**What you will do**
Every picture should be left out, but the lines below must be repeated exactly.

Data items:
※

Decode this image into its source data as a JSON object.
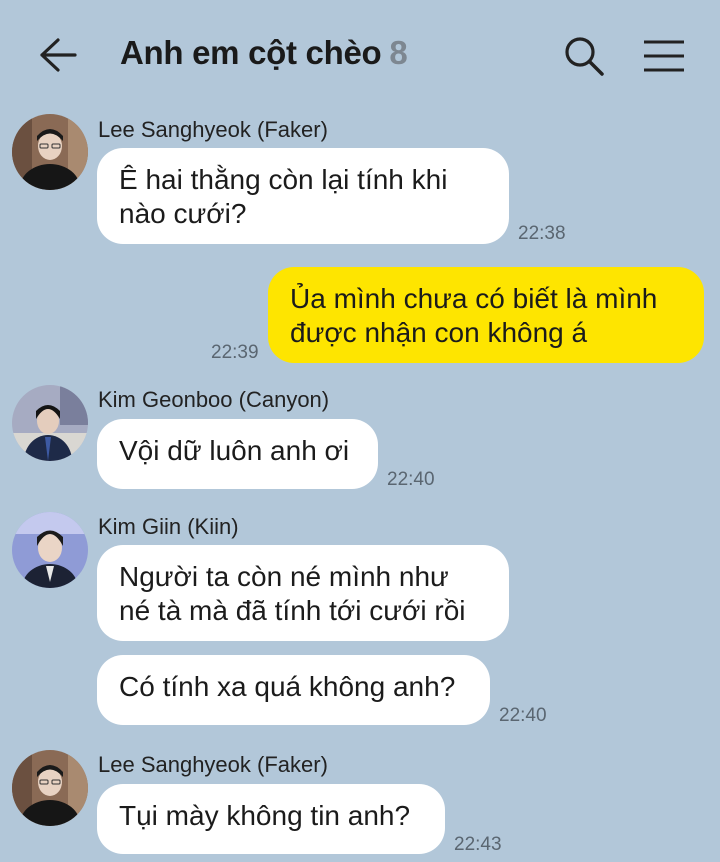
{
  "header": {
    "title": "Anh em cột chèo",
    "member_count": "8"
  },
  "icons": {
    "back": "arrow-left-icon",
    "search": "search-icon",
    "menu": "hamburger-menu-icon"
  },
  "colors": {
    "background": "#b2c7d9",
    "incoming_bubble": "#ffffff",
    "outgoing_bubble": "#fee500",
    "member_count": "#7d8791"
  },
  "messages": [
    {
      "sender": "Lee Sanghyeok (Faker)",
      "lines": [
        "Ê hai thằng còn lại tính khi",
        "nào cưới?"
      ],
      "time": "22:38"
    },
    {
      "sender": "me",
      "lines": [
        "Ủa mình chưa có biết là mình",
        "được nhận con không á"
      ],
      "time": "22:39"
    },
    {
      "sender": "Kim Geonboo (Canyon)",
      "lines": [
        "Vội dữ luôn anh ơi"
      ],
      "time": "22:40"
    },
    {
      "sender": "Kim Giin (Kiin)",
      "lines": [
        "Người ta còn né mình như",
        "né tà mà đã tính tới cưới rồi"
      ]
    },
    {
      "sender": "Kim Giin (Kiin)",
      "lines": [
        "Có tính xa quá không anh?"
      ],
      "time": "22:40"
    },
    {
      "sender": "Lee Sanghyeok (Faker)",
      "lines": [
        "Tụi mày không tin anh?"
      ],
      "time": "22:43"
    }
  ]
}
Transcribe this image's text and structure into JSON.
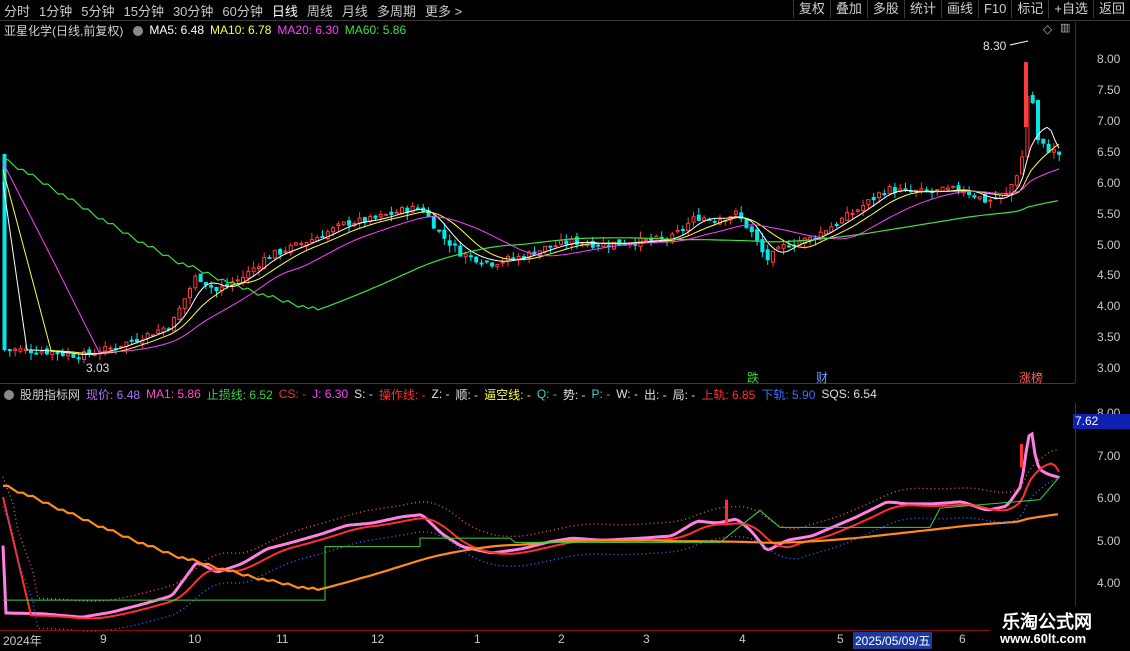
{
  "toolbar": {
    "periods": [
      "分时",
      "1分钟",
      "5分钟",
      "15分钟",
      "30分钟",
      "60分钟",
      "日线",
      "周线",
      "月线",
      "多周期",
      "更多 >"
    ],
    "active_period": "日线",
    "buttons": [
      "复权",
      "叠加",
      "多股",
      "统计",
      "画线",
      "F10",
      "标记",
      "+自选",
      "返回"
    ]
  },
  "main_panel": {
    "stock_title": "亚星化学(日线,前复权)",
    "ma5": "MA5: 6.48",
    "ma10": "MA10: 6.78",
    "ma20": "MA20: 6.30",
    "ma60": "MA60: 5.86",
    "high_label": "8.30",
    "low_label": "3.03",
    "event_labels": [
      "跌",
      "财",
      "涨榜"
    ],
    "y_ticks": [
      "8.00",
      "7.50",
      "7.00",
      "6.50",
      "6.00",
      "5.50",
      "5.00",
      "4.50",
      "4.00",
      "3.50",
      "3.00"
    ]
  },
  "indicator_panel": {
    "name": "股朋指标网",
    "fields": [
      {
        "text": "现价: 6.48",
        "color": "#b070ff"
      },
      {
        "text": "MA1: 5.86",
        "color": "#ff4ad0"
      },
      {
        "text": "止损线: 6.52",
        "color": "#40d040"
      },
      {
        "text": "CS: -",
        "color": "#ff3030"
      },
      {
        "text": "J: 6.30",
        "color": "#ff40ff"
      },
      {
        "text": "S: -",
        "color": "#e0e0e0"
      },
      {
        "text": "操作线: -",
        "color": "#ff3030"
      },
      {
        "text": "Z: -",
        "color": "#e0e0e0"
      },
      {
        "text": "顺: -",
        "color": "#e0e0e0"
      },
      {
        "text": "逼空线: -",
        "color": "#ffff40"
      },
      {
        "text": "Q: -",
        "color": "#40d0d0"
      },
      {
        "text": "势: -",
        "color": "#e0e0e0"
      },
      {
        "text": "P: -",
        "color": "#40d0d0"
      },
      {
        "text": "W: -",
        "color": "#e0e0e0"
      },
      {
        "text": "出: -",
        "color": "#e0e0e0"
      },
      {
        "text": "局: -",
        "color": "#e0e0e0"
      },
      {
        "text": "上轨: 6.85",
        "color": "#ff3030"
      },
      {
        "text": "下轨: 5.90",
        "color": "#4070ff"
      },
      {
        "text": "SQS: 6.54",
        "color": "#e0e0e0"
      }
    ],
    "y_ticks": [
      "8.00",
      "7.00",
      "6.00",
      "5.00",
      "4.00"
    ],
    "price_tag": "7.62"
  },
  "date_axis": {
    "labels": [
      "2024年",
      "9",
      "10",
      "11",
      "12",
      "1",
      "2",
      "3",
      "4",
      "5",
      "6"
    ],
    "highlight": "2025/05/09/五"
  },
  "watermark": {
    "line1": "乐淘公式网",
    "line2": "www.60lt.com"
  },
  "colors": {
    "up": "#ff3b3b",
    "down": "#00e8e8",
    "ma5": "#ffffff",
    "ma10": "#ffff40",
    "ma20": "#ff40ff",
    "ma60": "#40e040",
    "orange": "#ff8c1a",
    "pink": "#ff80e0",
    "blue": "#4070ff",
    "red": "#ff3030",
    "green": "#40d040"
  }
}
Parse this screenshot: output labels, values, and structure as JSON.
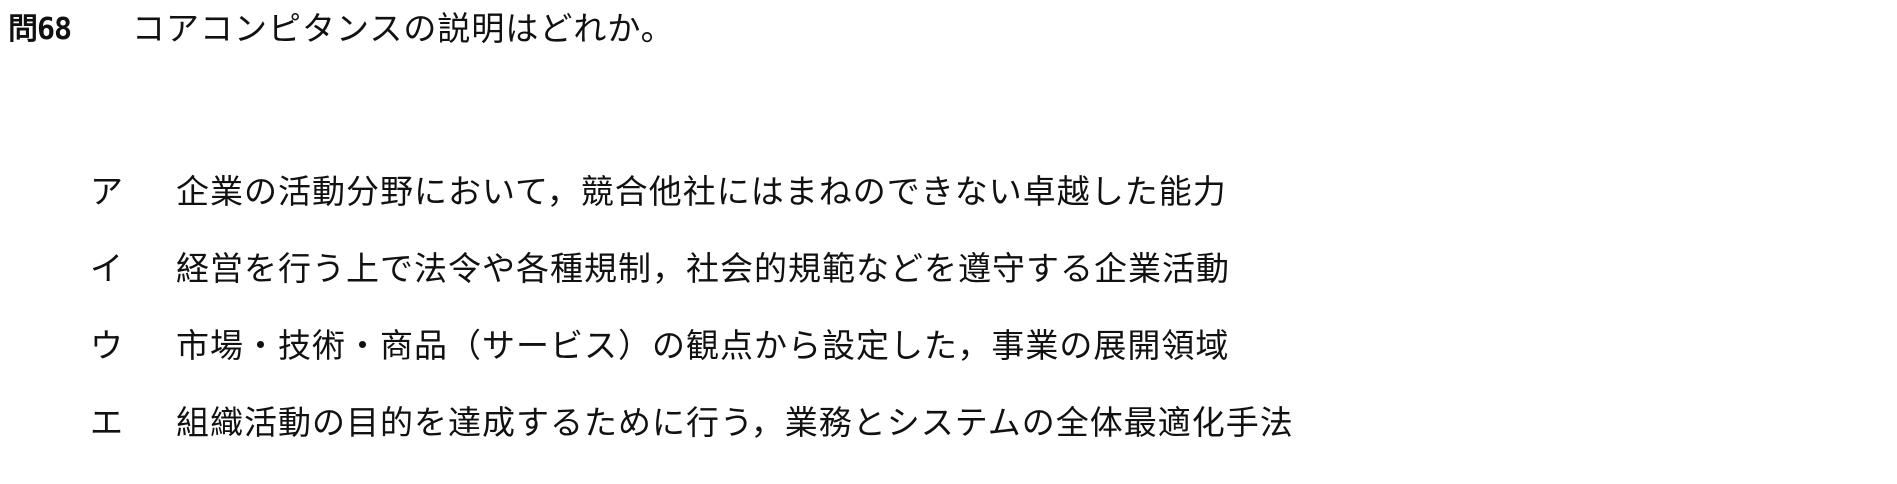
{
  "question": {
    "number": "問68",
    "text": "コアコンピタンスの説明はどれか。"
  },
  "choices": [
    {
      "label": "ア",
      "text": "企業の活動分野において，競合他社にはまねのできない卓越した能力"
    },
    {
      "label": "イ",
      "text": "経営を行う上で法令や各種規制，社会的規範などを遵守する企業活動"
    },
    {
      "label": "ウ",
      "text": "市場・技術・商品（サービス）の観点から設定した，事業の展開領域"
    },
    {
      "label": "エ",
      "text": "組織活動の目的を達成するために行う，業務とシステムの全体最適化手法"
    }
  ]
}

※

**Worked solution**
Decode this image into its source data as a JSON object.
{
  "header": {
    "title": "Anh em cột chèo",
    "member_count": "8"
  },
  "icons": {
    "back": "arrow-left-icon",
    "search": "search-icon",
    "menu": "hamburger-menu-icon"
  },
  "colors": {
    "background": "#b2c7d9",
    "incoming_bubble": "#ffffff",
    "outgoing_bubble": "#fee500",
    "member_count": "#7d8791"
  },
  "messages": [
    {
      "sender": "Lee Sanghyeok (Faker)",
      "lines": [
        "Ê hai thằng còn lại tính khi",
        "nào cưới?"
      ],
      "time": "22:38"
    },
    {
      "sender": "me",
      "lines": [
        "Ủa mình chưa có biết là mình",
        "được nhận con không á"
      ],
      "time": "22:39"
    },
    {
      "sender": "Kim Geonboo (Canyon)",
      "lines": [
        "Vội dữ luôn anh ơi"
      ],
      "time": "22:40"
    },
    {
      "sender": "Kim Giin (Kiin)",
      "lines": [
        "Người ta còn né mình như",
        "né tà mà đã tính tới cưới rồi"
      ]
    },
    {
      "sender": "Kim Giin (Kiin)",
      "lines": [
        "Có tính xa quá không anh?"
      ],
      "time": "22:40"
    },
    {
      "sender": "Lee Sanghyeok (Faker)",
      "lines": [
        "Tụi mày không tin anh?"
      ],
      "time": "22:43"
    }
  ]
}
Transcribe this image's text and structure into JSON.
{
  "toolbar": {
    "periods": [
      "分时",
      "1分钟",
      "5分钟",
      "15分钟",
      "30分钟",
      "60分钟",
      "日线",
      "周线",
      "月线",
      "多周期",
      "更多 >"
    ],
    "active_period": "日线",
    "buttons": [
      "复权",
      "叠加",
      "多股",
      "统计",
      "画线",
      "F10",
      "标记",
      "+自选",
      "返回"
    ]
  },
  "main_panel": {
    "stock_title": "亚星化学(日线,前复权)",
    "ma5": "MA5: 6.48",
    "ma10": "MA10: 6.78",
    "ma20": "MA20: 6.30",
    "ma60": "MA60: 5.86",
    "high_label": "8.30",
    "low_label": "3.03",
    "event_labels": [
      "跌",
      "财",
      "涨榜"
    ],
    "y_ticks": [
      "8.00",
      "7.50",
      "7.00",
      "6.50",
      "6.00",
      "5.50",
      "5.00",
      "4.50",
      "4.00",
      "3.50",
      "3.00"
    ]
  },
  "indicator_panel": {
    "name": "股朋指标网",
    "fields": [
      {
        "text": "现价: 6.48",
        "color": "#b070ff"
      },
      {
        "text": "MA1: 5.86",
        "color": "#ff4ad0"
      },
      {
        "text": "止损线: 6.52",
        "color": "#40d040"
      },
      {
        "text": "CS: -",
        "color": "#ff3030"
      },
      {
        "text": "J: 6.30",
        "color": "#ff40ff"
      },
      {
        "text": "S: -",
        "color": "#e0e0e0"
      },
      {
        "text": "操作线: -",
        "color": "#ff3030"
      },
      {
        "text": "Z: -",
        "color": "#e0e0e0"
      },
      {
        "text": "顺: -",
        "color": "#e0e0e0"
      },
      {
        "text": "逼空线: -",
        "color": "#ffff40"
      },
      {
        "text": "Q: -",
        "color": "#40d0d0"
      },
      {
        "text": "势: -",
        "color": "#e0e0e0"
      },
      {
        "text": "P: -",
        "color": "#40d0d0"
      },
      {
        "text": "W: -",
        "color": "#e0e0e0"
      },
      {
        "text": "出: -",
        "color": "#e0e0e0"
      },
      {
        "text": "局: -",
        "color": "#e0e0e0"
      },
      {
        "text": "上轨: 6.85",
        "color": "#ff3030"
      },
      {
        "text": "下轨: 5.90",
        "color": "#4070ff"
      },
      {
        "text": "SQS: 6.54",
        "color": "#e0e0e0"
      }
    ],
    "y_ticks": [
      "8.00",
      "7.00",
      "6.00",
      "5.00",
      "4.00"
    ],
    "price_tag": "7.62"
  },
  "date_axis": {
    "labels": [
      "2024年",
      "9",
      "10",
      "11",
      "12",
      "1",
      "2",
      "3",
      "4",
      "5",
      "6"
    ],
    "highlight": "2025/05/09/五"
  },
  "watermark": {
    "line1": "乐淘公式网",
    "line2": "www.60lt.com"
  },
  "colors": {
    "up": "#ff3b3b",
    "down": "#00e8e8",
    "ma5": "#ffffff",
    "ma10": "#ffff40",
    "ma20": "#ff40ff",
    "ma60": "#40e040",
    "orange": "#ff8c1a",
    "pink": "#ff80e0",
    "blue": "#4070ff",
    "red": "#ff3030",
    "green": "#40d040"
  }
}
Parse this screenshot: output labels, values, and structure as JSON.
{
  "question": {
    "number": "問68",
    "text": "コアコンピタンスの説明はどれか。"
  },
  "choices": [
    {
      "label": "ア",
      "text": "企業の活動分野において，競合他社にはまねのできない卓越した能力"
    },
    {
      "label": "イ",
      "text": "経営を行う上で法令や各種規制，社会的規範などを遵守する企業活動"
    },
    {
      "label": "ウ",
      "text": "市場・技術・商品（サービス）の観点から設定した，事業の展開領域"
    },
    {
      "label": "エ",
      "text": "組織活動の目的を達成するために行う，業務とシステムの全体最適化手法"
    }
  ]
}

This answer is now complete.